KEY WEST — Former Monroe County Commissioner Heather Carruthers has asked current District 3 Commissioner Eddie Martinez to produce 33 documents proving where he and members of his family have lived and where he stayed on Election Day and the weeks leading up to the election.
The document request is part of a lawsuit Carruthers, a Democrat, has filed claiming Martinez, a Republican, did not live in the district at the time of election when Martinez pulled off a stunning upset of Carruthers. Carruthers is seeking the result of their election be nullified, which could result in her being declared the winner.
Carruthers filed the lawsuit nearly three weeks after the Nov. 3 election in hopes of overturning the election.
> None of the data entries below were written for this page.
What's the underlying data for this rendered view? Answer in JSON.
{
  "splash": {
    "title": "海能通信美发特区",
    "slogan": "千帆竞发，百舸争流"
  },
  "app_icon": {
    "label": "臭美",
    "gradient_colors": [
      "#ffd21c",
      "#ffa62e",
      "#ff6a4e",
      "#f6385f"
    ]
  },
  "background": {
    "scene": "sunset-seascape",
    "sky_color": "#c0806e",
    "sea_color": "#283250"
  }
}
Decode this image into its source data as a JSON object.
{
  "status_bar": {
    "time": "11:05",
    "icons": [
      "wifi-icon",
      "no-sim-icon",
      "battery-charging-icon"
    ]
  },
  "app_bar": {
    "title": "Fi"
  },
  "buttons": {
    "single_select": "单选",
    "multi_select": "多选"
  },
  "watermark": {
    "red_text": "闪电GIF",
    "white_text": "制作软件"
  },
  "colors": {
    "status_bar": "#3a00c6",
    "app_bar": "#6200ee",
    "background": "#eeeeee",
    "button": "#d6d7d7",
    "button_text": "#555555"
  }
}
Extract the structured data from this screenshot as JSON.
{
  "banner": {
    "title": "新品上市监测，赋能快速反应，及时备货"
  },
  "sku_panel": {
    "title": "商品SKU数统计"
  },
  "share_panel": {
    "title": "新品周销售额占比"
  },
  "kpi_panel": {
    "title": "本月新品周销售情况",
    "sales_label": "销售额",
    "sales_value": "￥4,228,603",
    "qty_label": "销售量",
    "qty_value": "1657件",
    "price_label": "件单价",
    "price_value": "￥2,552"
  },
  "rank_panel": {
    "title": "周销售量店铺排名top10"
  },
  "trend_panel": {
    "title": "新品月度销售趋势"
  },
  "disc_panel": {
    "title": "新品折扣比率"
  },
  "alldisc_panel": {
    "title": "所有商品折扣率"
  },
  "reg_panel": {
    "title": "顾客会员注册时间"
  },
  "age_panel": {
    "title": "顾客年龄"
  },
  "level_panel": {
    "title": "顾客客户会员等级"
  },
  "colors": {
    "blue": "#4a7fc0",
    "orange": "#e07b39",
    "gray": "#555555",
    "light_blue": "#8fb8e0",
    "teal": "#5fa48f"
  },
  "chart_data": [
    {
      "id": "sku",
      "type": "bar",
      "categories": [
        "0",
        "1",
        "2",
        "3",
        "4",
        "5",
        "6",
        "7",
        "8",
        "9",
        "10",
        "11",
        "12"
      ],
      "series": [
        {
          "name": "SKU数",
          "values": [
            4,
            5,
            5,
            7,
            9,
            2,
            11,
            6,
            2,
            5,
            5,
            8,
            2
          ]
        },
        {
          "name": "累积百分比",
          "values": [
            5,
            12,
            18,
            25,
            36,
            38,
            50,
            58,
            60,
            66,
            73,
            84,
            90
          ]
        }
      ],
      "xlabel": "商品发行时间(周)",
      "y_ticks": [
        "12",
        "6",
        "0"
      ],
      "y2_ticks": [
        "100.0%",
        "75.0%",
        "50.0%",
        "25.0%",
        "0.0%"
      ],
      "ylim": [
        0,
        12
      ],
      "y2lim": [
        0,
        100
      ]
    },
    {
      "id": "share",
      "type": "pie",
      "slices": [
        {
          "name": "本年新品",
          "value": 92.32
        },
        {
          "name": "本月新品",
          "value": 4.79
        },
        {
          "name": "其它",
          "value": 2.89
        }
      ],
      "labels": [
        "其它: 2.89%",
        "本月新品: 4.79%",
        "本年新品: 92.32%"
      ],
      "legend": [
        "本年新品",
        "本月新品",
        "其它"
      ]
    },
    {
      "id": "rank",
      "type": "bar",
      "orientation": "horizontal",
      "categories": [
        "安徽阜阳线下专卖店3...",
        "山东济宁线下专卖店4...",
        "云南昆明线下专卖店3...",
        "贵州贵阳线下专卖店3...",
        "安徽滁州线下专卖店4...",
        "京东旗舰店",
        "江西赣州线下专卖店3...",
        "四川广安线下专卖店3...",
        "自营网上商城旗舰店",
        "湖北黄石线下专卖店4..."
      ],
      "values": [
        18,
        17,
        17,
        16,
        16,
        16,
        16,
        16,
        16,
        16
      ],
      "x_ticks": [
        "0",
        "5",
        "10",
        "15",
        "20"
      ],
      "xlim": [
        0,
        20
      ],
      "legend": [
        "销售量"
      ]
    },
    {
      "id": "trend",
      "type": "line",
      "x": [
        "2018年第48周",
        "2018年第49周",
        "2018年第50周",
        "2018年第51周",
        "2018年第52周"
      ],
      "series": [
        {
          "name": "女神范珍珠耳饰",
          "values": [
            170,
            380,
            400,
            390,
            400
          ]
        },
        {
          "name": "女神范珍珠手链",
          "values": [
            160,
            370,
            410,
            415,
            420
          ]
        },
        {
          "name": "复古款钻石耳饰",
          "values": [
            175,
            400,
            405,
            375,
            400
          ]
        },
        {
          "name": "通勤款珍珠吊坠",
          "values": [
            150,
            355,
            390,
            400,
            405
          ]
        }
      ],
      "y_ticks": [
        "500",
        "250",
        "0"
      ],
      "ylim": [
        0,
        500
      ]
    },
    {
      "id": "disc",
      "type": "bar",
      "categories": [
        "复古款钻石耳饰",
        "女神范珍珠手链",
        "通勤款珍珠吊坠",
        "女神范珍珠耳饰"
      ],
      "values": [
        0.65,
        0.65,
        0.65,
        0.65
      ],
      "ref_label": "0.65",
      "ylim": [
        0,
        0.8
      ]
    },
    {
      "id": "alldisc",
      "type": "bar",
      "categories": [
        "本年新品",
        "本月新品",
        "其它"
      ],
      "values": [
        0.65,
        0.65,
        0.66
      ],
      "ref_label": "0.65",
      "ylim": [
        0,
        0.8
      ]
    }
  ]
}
Carruthers’ lawsuit claims that at the time of the election Martinez was using 1100 Truman Ave., part of District 3 in Key West, as his residential address and voted Nov. 3 using that address. However, according to the lawsuit, that address is home to a commercial rental unit used by Martinez as the office location for his land surveying business.
“It is not a legal residential unit and is not qualified or capable of being a residence of a residential unit. Rather, it is a commercial unit,” according to the lawsuit.
Last week, Carruthers' attorney, Tom Woods, filed the extensive request. The request includes a lease or rental agreement between January and Nov. 30, 2020, voter registration card, driver's license, any receipt for room rental at Key West Marriott Beachside Resort or any hotel during the period June 1 through Nov. 4, any photographs of the interior of any location he resided at on Nov. 3, copies of utility bills and all of his business licenses.
In addition, Carruthers' attorney also requested telephone numbers and email addresses he used around the time of the election and school registrations of Martinez's children.
Carruthers' other attorney, Bernadette Restivo, declined to comment on details of the case, but she and Martinez's attorney, Michael Halpern, said the case is being expedited and they expected it to be resolved by February.
"Both sides want this resolved quickly," Halpern said.
Martinez denies the accusations that he did not live in the district at the time of the election and the case will show that "he lived properly in the district," Halpern said.
In addition to the civil lawsuit, Carruthers asked the Monroe County State Attorney's Office to investigate whether Martinez knowingly committed voter fraud by using a voting address where he was not living in the district on Election Day.
Such a violation would make Martinez unqualified to hold the office, as the governing law states the person "must reside in the district for which they are qualifying at the time of election." Casting a ballot using an address a person no longer resides at is a felony under state voter fraud laws.
Monroe County State Attorney Dennis Ward has recused himself from the case because he is friends with Martinez and the case is currently being investigated by the Miami-Dade State Attorney's Office.